TASK INSTRUCTIONS - Report every line from the following entries that contains the string "Konami".

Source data

☆ ☆ ☆ ☆ ☆

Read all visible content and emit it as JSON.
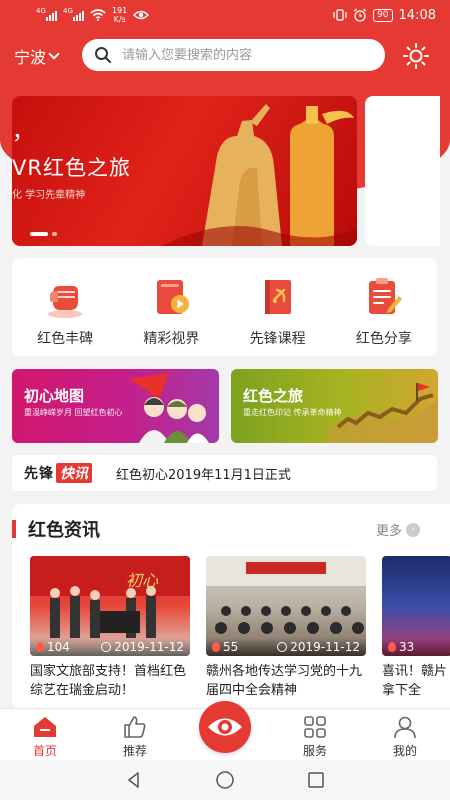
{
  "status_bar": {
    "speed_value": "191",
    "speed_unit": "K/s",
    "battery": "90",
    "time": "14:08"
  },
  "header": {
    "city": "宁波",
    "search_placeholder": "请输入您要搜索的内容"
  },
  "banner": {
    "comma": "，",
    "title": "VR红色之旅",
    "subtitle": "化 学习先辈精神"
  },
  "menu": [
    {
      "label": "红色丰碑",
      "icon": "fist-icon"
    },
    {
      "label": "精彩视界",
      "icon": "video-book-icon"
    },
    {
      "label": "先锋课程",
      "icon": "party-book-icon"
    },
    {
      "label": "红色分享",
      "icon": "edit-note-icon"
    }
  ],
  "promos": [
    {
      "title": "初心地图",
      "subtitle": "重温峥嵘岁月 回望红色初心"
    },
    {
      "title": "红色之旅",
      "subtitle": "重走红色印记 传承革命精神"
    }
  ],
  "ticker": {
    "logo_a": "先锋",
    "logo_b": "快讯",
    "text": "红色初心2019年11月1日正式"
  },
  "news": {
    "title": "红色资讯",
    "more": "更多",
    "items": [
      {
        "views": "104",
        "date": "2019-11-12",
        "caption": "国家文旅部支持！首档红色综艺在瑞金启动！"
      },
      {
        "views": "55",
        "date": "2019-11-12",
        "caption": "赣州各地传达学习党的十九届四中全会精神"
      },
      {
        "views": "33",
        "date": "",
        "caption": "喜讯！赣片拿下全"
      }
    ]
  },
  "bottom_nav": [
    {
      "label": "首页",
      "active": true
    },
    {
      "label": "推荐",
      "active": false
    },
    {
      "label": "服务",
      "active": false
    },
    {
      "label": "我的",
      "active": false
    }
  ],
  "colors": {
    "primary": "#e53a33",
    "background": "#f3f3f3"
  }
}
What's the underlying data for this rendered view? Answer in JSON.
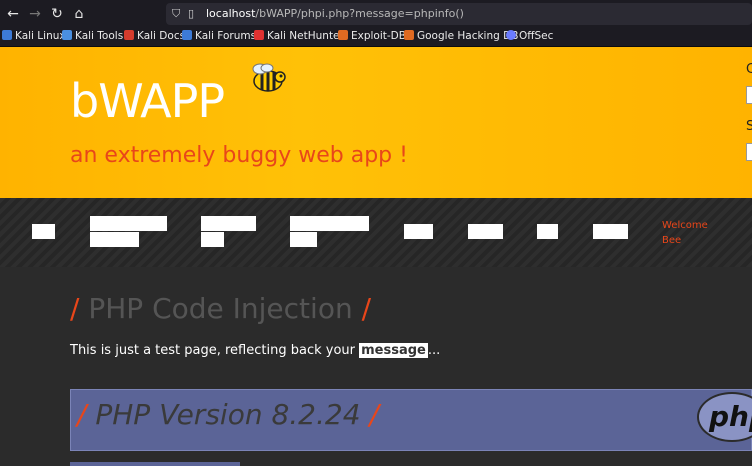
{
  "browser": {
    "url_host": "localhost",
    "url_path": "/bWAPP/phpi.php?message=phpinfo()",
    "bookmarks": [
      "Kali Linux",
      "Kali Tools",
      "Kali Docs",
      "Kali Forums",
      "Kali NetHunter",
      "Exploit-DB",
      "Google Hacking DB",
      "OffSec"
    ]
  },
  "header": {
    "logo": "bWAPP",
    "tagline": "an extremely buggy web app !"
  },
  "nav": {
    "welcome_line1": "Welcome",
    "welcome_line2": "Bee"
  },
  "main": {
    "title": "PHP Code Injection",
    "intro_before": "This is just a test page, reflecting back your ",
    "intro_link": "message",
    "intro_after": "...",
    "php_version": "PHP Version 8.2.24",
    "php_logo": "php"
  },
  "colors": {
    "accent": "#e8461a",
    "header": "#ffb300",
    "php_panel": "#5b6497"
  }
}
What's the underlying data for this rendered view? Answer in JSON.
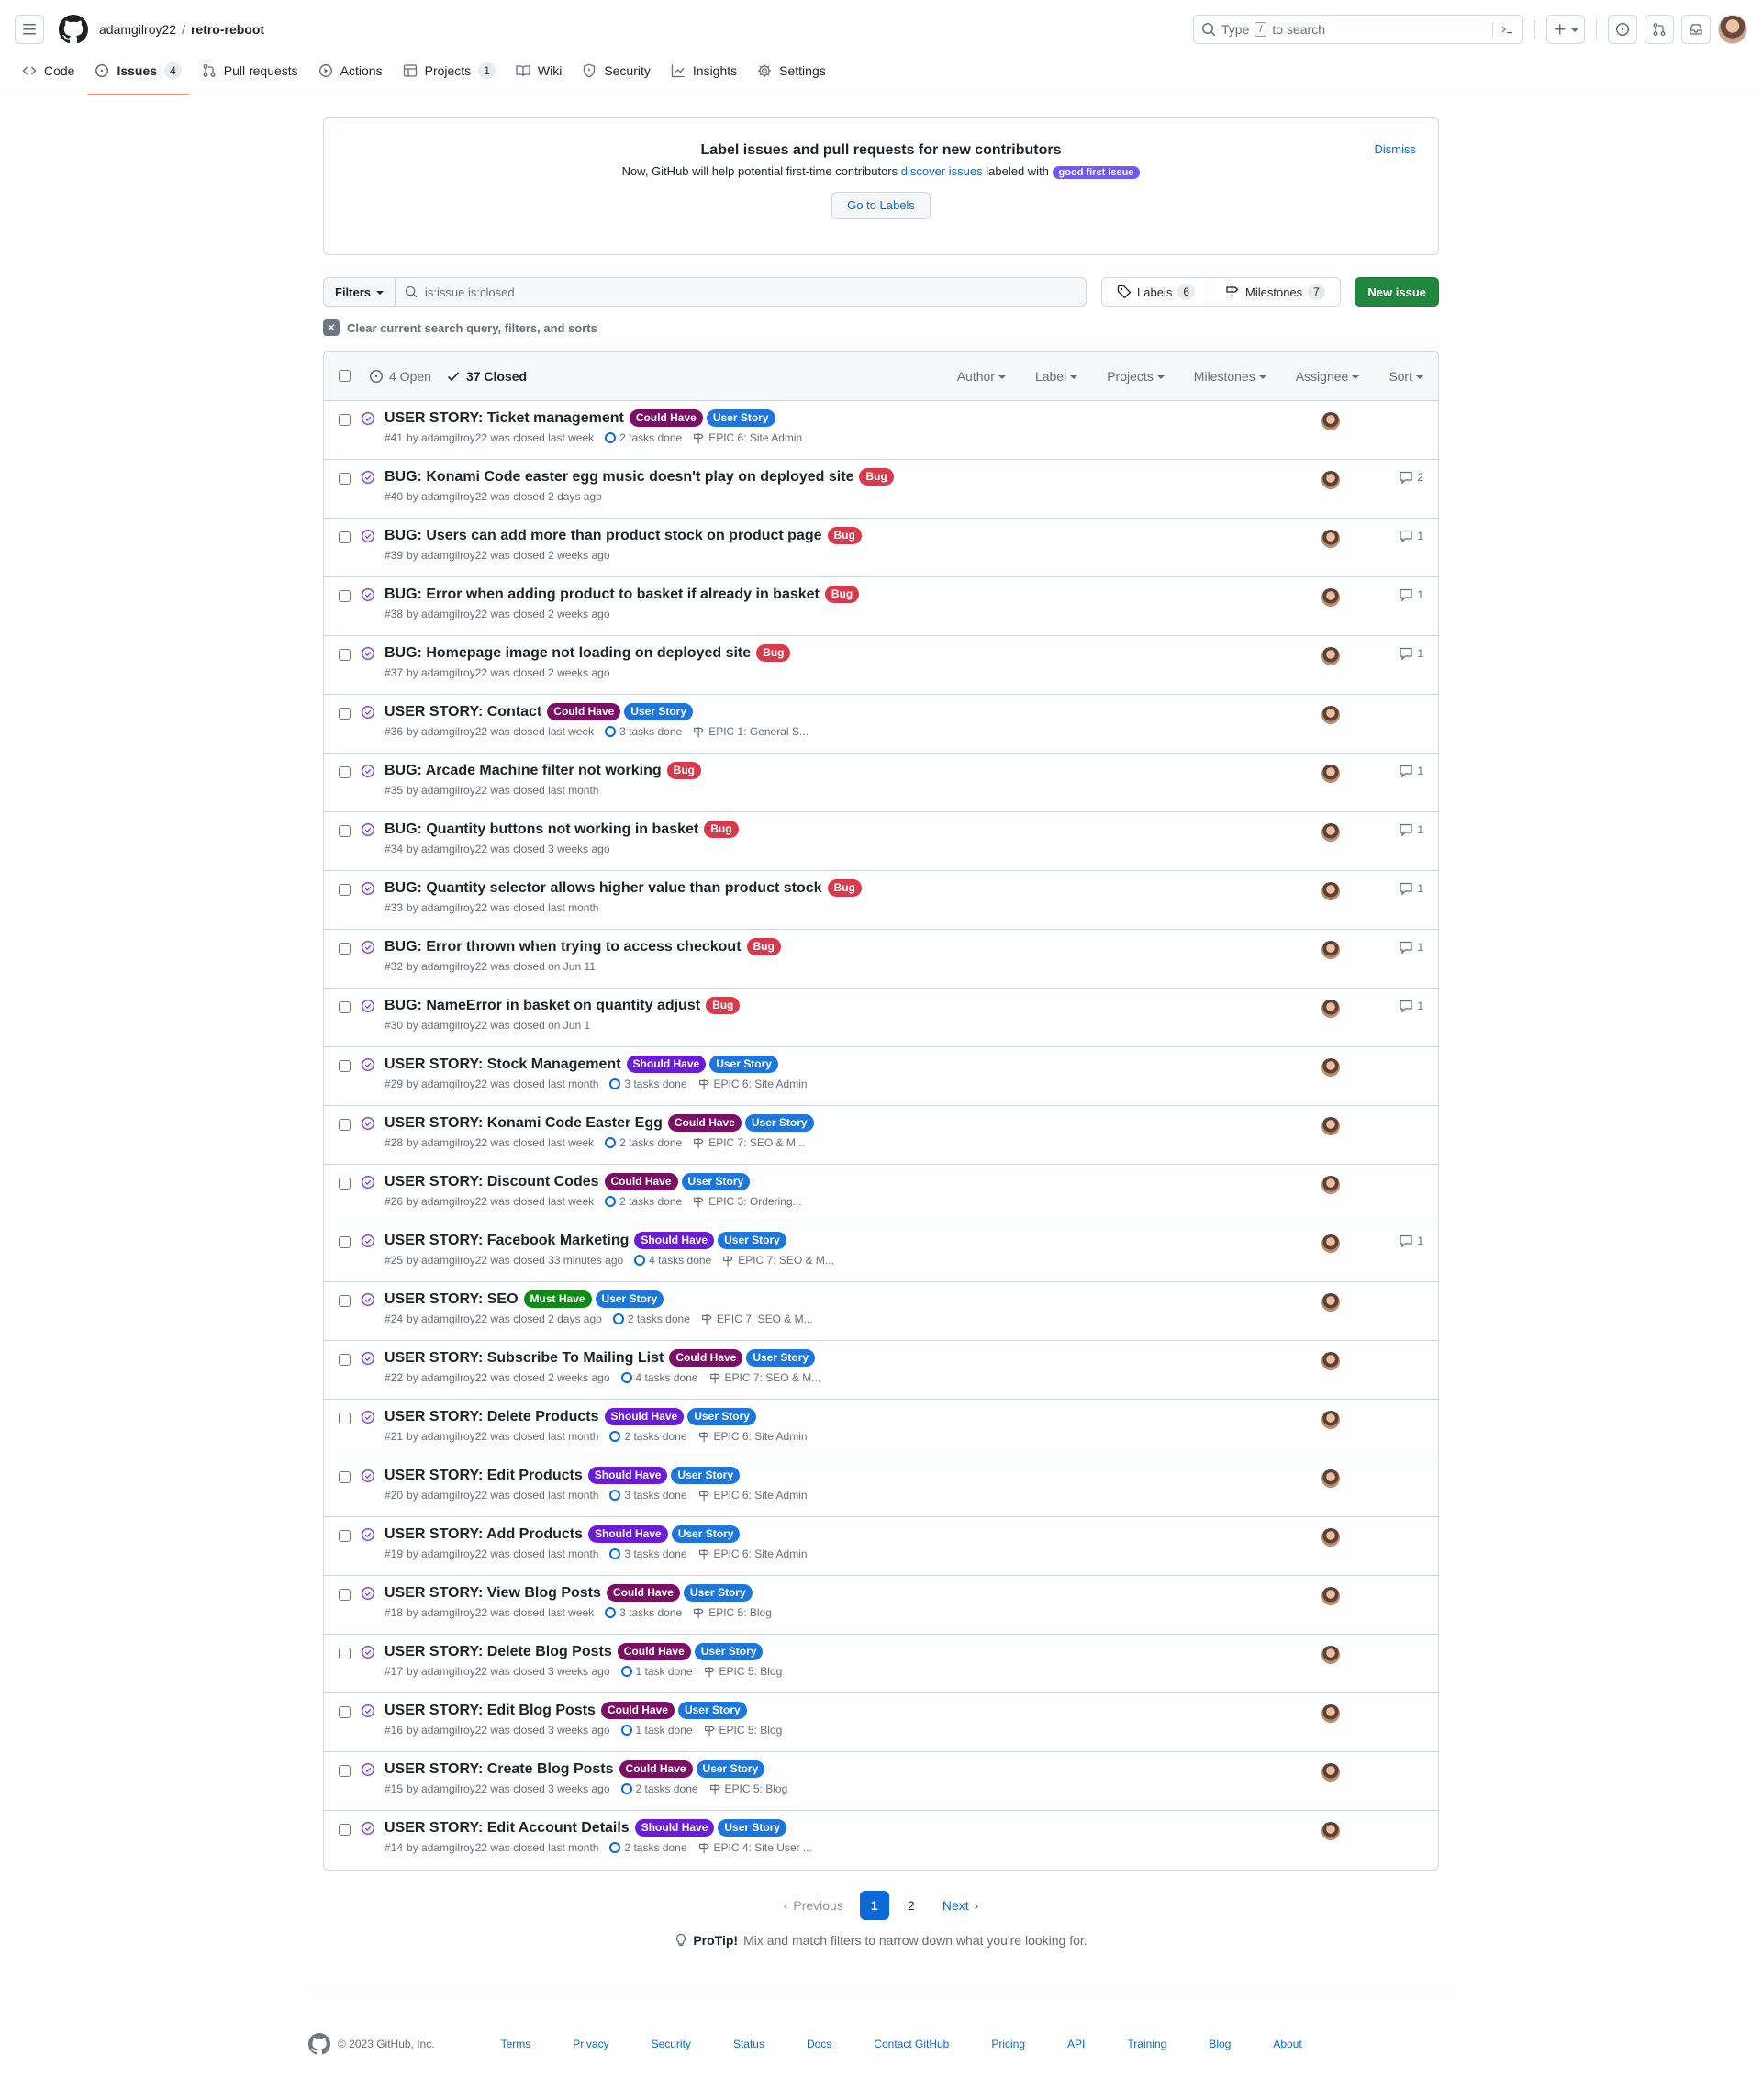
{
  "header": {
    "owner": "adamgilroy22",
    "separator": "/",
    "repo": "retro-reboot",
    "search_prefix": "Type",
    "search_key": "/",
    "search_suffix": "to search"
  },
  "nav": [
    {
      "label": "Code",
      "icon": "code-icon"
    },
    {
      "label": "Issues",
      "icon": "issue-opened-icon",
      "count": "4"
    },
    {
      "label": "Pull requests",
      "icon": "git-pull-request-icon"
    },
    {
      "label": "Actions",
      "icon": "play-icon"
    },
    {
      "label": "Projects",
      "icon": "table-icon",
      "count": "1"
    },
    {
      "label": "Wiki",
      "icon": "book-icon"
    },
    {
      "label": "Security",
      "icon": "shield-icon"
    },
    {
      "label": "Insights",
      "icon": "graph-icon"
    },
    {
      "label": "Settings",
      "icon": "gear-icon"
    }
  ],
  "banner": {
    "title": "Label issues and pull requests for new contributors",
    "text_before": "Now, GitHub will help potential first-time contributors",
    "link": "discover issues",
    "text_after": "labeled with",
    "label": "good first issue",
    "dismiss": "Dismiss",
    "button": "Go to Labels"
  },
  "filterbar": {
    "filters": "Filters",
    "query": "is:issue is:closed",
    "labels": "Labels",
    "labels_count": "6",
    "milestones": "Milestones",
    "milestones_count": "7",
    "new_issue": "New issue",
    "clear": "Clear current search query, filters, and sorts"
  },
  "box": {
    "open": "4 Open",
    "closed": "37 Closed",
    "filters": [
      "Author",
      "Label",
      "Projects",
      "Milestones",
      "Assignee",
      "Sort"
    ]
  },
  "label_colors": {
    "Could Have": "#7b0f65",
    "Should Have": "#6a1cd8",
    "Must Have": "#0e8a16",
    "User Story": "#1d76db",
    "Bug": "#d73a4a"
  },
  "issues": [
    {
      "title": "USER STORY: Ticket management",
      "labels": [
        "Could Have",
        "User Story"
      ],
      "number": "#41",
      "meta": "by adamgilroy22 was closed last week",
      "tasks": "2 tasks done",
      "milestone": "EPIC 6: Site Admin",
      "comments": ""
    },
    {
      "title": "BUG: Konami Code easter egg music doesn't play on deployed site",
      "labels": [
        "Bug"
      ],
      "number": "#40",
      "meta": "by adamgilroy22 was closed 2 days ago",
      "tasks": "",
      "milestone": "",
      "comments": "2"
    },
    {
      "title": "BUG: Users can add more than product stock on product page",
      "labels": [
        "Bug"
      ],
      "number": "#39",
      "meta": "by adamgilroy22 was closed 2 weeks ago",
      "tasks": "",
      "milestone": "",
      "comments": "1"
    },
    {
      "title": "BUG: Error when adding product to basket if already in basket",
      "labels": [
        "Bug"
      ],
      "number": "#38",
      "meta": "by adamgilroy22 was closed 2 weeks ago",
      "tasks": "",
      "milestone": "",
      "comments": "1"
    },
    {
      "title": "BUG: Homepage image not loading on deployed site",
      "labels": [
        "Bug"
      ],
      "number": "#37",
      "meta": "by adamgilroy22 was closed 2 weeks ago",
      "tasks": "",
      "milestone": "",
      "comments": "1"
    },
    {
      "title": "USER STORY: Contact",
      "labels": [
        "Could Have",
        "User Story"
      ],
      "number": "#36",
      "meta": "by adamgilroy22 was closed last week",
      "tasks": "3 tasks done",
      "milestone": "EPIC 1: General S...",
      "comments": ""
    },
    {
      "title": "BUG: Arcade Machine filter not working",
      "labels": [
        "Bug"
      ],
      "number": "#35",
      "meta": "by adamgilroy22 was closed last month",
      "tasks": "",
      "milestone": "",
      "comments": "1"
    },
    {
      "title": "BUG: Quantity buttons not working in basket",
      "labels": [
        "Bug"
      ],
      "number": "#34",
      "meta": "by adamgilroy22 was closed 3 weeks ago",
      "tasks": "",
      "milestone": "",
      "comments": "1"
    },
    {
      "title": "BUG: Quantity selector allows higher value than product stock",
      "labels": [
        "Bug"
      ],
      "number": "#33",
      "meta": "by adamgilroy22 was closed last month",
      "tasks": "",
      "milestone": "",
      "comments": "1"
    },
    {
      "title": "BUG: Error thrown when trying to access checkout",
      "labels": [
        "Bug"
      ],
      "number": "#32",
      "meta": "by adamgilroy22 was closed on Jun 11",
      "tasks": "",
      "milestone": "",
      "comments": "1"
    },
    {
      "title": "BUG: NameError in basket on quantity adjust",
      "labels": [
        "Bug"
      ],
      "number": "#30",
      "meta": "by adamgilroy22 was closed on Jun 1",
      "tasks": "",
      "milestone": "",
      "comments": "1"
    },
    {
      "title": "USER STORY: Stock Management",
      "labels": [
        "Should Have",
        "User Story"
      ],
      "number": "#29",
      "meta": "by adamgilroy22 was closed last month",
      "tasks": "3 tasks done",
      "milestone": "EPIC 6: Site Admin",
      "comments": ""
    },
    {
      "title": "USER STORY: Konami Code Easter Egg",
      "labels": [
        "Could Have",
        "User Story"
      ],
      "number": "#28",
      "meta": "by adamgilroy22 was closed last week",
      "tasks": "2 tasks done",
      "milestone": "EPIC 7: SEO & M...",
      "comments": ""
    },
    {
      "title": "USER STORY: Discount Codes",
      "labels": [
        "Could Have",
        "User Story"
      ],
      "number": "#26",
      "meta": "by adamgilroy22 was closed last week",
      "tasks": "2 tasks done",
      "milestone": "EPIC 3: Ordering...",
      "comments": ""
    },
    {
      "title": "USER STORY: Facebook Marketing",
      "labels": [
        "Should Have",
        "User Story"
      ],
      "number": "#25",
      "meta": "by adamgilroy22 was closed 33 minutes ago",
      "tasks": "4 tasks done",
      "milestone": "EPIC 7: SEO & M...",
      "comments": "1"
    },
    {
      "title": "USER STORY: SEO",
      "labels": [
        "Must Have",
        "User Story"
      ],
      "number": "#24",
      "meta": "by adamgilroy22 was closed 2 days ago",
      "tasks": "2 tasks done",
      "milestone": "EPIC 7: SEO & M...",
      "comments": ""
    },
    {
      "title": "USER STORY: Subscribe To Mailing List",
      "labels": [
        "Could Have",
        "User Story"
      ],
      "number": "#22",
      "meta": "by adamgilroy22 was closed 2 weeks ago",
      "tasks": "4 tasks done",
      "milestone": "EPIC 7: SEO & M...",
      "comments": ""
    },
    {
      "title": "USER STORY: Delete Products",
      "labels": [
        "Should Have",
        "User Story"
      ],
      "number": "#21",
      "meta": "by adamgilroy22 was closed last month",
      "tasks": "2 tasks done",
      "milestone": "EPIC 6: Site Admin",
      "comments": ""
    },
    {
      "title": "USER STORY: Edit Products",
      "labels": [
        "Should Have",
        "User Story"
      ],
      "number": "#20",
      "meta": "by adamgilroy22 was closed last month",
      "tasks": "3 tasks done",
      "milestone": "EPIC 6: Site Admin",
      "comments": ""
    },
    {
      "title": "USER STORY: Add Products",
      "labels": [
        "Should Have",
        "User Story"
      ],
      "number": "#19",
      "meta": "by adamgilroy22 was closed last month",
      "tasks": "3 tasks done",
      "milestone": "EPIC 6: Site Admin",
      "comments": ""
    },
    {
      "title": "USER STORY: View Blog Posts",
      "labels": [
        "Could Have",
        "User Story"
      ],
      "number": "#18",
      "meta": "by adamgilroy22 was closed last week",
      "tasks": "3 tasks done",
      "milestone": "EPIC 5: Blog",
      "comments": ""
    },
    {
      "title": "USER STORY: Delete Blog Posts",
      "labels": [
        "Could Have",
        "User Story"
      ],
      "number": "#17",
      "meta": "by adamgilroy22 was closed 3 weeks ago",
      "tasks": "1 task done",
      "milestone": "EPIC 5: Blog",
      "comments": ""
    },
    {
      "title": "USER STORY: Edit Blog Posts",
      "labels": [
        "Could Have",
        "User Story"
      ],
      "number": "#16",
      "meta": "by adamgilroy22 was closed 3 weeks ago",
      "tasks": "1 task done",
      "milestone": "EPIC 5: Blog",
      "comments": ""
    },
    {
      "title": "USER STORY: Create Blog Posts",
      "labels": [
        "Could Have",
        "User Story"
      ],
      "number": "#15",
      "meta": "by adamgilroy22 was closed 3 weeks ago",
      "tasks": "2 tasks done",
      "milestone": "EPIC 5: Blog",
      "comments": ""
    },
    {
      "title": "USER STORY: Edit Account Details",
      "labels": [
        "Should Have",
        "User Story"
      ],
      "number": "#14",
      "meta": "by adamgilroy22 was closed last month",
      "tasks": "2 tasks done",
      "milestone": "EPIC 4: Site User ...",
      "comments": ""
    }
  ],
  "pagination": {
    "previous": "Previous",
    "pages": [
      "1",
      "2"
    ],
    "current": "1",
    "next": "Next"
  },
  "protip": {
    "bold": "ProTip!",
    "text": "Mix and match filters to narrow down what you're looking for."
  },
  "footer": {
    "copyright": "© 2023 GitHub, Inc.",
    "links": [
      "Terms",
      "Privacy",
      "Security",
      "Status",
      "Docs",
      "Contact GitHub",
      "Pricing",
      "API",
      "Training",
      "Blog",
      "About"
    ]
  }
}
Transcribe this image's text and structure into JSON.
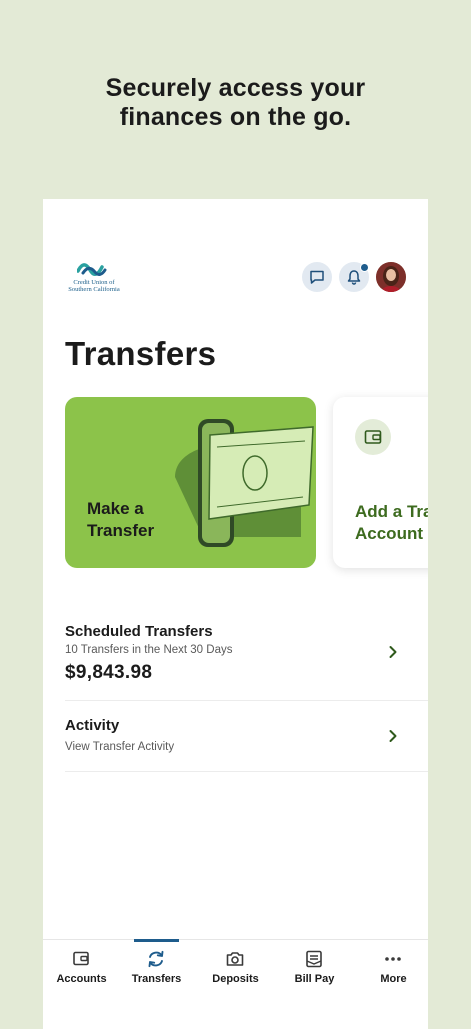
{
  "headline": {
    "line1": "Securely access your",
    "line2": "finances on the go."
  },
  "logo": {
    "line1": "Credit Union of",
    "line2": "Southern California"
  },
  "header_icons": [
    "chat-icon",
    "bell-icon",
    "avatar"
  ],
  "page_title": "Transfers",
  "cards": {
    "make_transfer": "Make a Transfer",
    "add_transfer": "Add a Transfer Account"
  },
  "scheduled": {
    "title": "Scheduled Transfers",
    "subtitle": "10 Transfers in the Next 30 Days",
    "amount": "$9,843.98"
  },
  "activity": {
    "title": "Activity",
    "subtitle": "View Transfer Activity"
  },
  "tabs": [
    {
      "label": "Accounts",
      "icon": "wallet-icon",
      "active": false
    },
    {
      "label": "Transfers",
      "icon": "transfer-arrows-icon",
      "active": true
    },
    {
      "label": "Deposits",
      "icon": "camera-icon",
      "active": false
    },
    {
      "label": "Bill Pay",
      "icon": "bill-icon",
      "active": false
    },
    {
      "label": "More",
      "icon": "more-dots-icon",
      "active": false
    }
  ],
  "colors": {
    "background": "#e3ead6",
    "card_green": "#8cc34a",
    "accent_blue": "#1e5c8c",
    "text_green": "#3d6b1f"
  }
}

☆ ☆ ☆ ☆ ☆

YOUR RESPONSE -
      "title": "BUG: Konami Code easter egg music doesn't play on deployed site",
      "title": "USER STORY: Konami Code Easter Egg",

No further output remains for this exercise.